[Items from an interface collection]
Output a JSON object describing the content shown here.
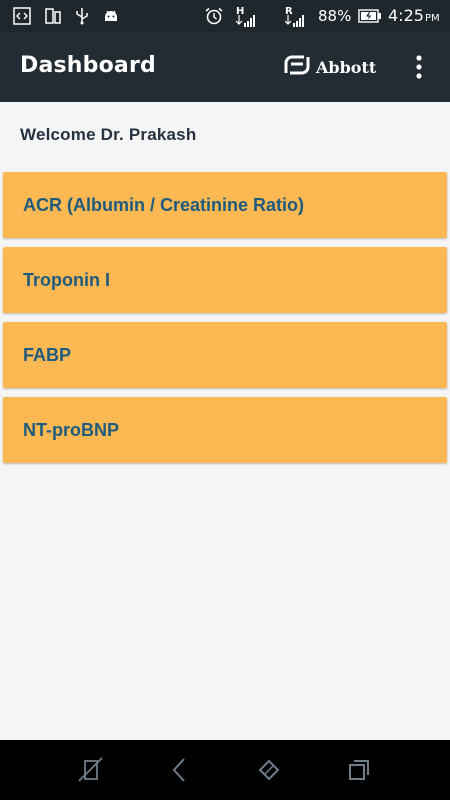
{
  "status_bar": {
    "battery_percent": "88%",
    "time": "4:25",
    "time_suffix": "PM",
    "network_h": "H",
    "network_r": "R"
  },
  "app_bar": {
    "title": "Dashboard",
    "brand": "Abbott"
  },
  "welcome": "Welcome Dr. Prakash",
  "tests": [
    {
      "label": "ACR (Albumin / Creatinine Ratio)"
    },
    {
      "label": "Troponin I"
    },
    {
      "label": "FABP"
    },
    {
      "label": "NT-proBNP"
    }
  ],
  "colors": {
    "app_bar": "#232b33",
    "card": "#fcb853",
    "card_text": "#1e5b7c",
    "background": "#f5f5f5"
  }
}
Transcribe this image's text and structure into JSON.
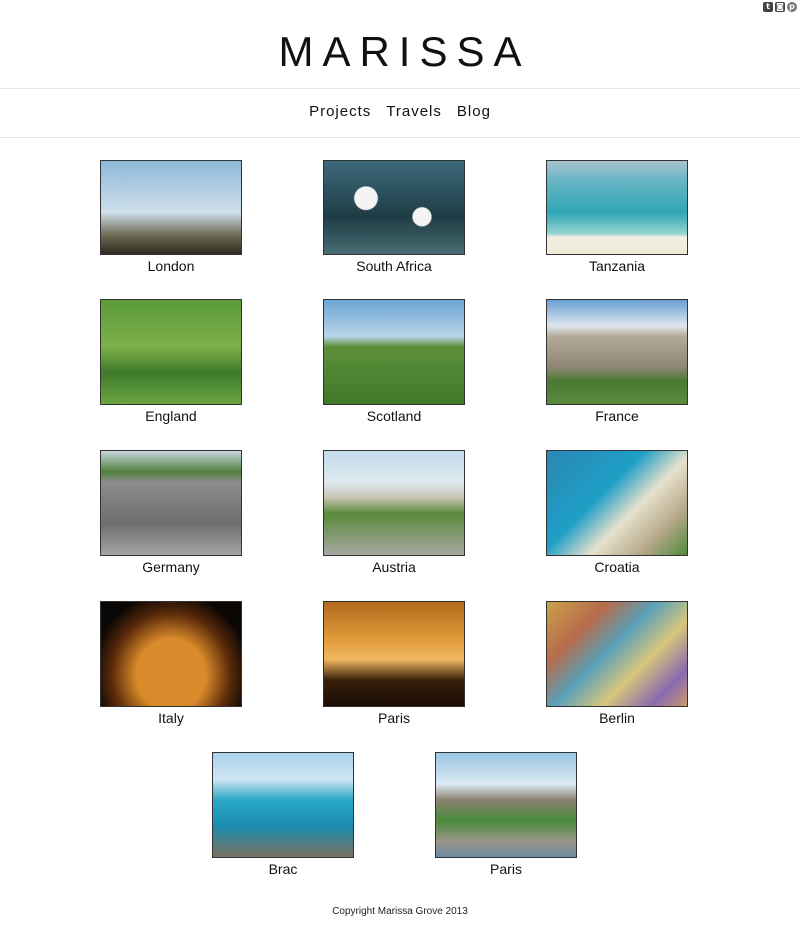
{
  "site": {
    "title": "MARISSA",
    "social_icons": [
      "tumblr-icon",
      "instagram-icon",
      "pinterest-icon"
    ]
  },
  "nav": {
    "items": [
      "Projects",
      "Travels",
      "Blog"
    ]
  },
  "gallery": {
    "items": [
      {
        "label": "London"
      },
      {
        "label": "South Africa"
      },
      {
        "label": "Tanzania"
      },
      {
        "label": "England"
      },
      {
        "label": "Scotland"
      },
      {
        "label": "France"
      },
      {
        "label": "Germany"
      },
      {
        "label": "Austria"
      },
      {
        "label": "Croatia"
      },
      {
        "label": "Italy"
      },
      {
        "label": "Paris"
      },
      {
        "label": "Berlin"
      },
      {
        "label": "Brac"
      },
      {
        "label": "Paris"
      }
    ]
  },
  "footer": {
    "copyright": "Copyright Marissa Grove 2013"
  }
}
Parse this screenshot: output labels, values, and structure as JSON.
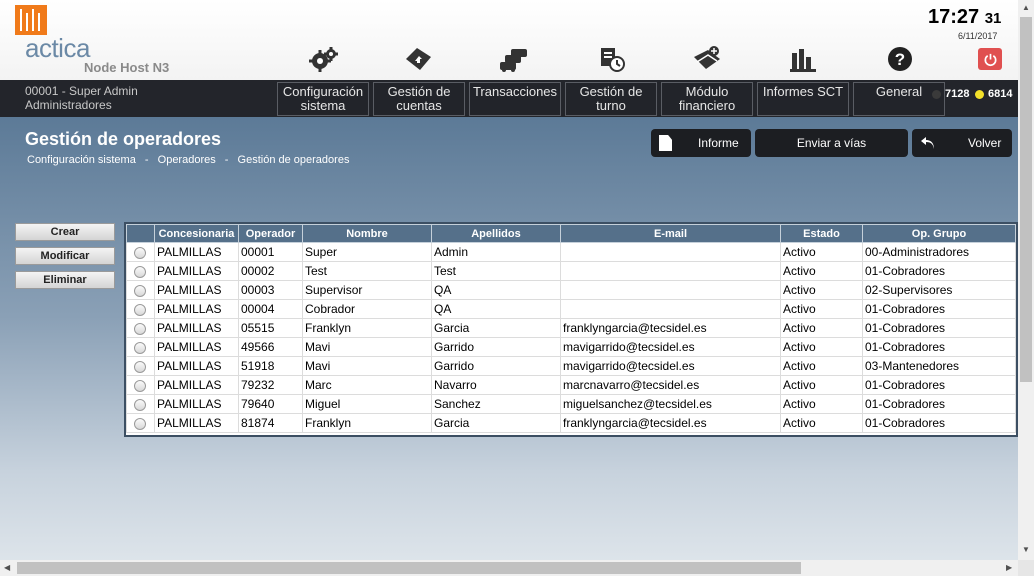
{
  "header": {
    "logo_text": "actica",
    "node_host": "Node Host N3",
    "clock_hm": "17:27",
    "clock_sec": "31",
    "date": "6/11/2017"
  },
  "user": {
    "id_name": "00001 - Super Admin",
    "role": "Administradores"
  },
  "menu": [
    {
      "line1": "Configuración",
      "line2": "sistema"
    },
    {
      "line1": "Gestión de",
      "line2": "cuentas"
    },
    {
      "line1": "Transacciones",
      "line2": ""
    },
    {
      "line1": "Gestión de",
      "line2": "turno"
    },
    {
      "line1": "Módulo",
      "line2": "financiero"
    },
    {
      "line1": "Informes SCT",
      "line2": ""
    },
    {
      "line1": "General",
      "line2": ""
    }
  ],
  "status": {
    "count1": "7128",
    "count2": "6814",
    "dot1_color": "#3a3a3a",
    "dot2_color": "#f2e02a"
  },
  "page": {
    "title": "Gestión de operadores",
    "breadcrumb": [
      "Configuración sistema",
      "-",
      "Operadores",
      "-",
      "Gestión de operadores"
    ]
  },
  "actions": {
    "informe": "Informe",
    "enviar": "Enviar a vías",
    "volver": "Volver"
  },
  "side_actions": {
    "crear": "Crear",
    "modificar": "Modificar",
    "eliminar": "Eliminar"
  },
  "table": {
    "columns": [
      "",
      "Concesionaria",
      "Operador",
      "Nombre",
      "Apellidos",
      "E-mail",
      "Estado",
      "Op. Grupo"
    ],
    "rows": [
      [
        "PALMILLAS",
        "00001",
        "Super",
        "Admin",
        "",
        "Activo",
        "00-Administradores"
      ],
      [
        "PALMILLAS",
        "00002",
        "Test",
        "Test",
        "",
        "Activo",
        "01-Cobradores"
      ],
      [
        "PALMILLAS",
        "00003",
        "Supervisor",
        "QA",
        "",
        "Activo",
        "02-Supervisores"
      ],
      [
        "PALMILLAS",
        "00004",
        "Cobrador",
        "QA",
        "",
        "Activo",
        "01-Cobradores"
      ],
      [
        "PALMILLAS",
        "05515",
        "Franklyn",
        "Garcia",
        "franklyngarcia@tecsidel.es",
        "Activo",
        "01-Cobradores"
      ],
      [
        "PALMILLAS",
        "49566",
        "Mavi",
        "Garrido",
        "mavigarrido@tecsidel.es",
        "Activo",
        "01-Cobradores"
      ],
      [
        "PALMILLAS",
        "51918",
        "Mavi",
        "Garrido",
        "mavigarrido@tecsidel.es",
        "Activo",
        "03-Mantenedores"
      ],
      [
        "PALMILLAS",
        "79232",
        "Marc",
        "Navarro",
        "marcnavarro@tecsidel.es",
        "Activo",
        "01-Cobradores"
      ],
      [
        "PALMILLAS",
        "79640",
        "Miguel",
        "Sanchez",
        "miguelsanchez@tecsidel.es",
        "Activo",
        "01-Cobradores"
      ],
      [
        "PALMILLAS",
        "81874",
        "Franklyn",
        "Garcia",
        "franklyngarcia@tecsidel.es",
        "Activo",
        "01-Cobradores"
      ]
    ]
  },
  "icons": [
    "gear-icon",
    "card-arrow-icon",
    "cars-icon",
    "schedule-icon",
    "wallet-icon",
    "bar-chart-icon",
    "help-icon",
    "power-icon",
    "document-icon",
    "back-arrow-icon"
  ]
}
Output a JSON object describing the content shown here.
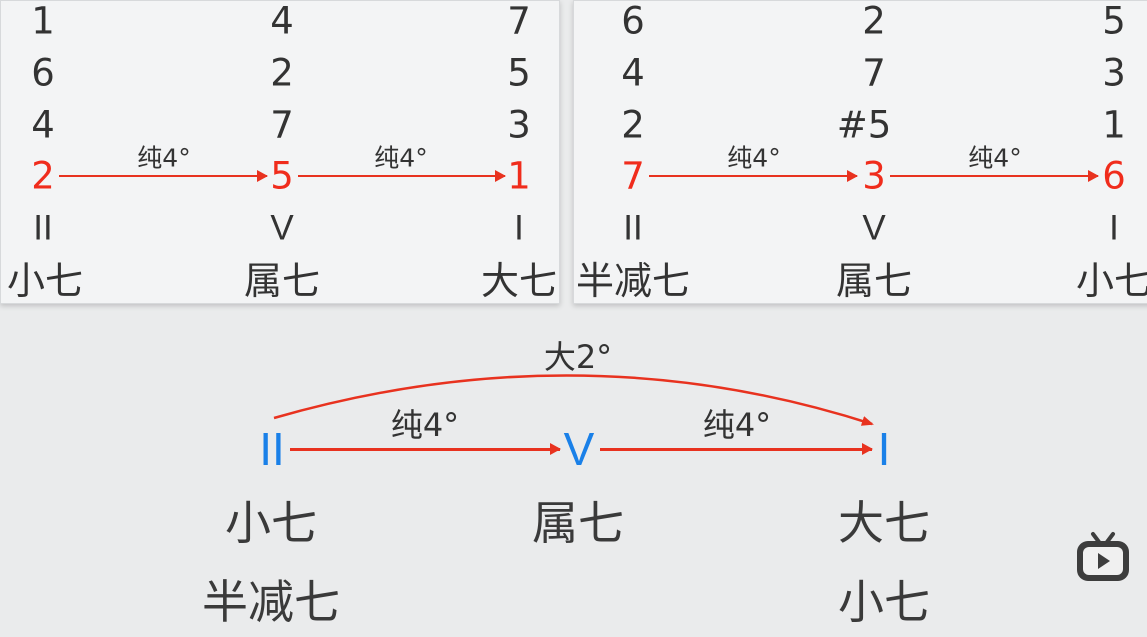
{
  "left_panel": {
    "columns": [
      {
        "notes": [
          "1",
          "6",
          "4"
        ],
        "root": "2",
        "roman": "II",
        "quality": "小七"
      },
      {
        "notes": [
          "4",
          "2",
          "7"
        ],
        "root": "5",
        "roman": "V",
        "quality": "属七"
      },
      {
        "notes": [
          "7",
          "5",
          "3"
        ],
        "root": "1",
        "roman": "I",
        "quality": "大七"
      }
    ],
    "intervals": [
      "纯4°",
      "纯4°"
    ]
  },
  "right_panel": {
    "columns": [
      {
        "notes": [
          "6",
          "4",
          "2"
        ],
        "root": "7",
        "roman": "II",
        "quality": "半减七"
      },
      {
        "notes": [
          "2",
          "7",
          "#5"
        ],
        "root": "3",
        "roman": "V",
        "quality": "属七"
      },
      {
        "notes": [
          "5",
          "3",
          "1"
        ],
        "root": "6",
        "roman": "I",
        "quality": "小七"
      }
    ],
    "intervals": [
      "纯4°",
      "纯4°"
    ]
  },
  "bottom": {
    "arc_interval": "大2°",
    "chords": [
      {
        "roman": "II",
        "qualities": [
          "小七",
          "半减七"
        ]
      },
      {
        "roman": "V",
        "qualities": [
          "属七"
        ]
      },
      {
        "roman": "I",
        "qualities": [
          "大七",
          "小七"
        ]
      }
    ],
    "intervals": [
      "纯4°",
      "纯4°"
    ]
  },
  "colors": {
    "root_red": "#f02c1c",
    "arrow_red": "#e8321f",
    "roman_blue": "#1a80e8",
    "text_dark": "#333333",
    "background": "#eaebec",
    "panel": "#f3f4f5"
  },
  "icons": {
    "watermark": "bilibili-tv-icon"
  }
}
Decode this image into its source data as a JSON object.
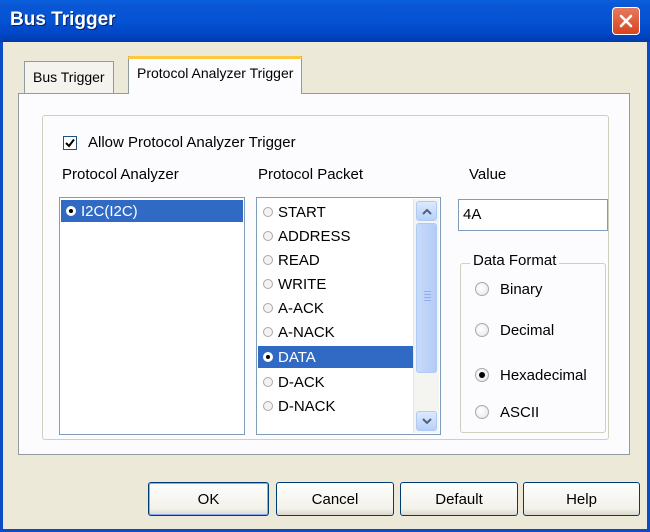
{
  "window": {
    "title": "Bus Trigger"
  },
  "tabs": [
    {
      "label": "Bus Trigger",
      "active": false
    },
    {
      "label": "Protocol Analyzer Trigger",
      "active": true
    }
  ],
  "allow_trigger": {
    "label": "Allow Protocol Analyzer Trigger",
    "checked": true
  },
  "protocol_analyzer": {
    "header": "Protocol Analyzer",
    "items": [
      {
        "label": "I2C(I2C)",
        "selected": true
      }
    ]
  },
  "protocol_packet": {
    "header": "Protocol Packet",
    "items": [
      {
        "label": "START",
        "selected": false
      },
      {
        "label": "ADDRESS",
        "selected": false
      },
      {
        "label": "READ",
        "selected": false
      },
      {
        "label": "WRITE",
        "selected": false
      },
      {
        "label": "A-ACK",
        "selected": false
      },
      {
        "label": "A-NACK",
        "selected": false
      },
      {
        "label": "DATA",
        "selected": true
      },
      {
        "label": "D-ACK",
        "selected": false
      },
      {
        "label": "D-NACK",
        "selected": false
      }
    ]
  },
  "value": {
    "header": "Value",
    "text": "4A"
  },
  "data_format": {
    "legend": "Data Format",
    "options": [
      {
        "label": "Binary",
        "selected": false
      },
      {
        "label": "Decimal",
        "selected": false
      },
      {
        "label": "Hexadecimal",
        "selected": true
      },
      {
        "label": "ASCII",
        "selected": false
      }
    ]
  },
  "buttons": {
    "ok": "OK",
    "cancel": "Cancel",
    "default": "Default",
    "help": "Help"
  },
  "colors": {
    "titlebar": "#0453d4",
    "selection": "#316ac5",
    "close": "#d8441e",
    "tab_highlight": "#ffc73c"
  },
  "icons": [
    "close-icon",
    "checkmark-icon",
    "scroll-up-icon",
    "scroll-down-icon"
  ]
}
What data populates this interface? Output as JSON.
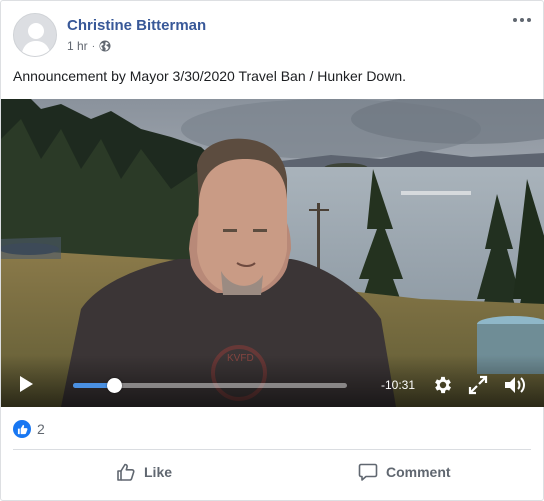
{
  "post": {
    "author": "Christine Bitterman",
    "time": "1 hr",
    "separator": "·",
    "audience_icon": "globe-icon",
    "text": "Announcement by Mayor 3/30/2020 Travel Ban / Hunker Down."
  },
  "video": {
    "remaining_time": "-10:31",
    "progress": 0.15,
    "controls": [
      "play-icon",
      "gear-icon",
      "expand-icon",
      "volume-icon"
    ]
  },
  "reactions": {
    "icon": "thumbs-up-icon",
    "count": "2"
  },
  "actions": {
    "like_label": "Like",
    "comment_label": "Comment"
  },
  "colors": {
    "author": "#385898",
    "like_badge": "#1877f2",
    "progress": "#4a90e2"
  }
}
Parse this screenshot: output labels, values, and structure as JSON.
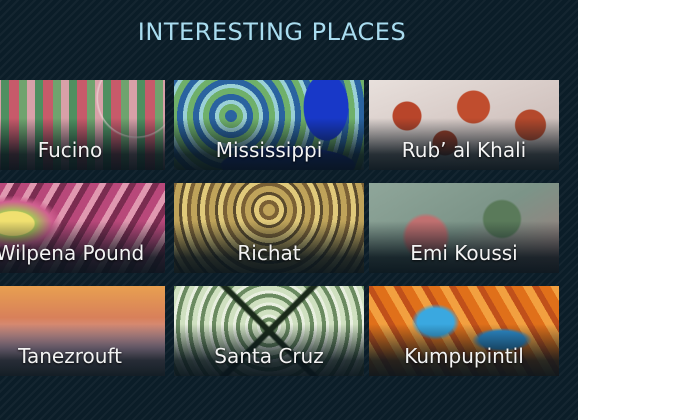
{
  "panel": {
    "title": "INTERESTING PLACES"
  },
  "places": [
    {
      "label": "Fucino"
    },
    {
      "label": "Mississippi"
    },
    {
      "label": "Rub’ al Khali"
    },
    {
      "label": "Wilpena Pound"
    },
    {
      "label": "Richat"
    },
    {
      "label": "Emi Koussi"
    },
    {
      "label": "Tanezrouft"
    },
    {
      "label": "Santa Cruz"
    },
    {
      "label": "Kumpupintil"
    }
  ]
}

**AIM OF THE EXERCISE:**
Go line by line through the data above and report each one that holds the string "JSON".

**EXERCISE SOLUTION:**
Output a JSON object describing the content shown here.
Transcribe this image's text and structure into JSON.
Parse this screenshot: output labels, values, and structure as JSON.
Output a JSON object describing the content shown here.
Decode this image into its source data as a JSON object.
What data populates this interface? Output as JSON.
Parse this screenshot: output labels, values, and structure as JSON.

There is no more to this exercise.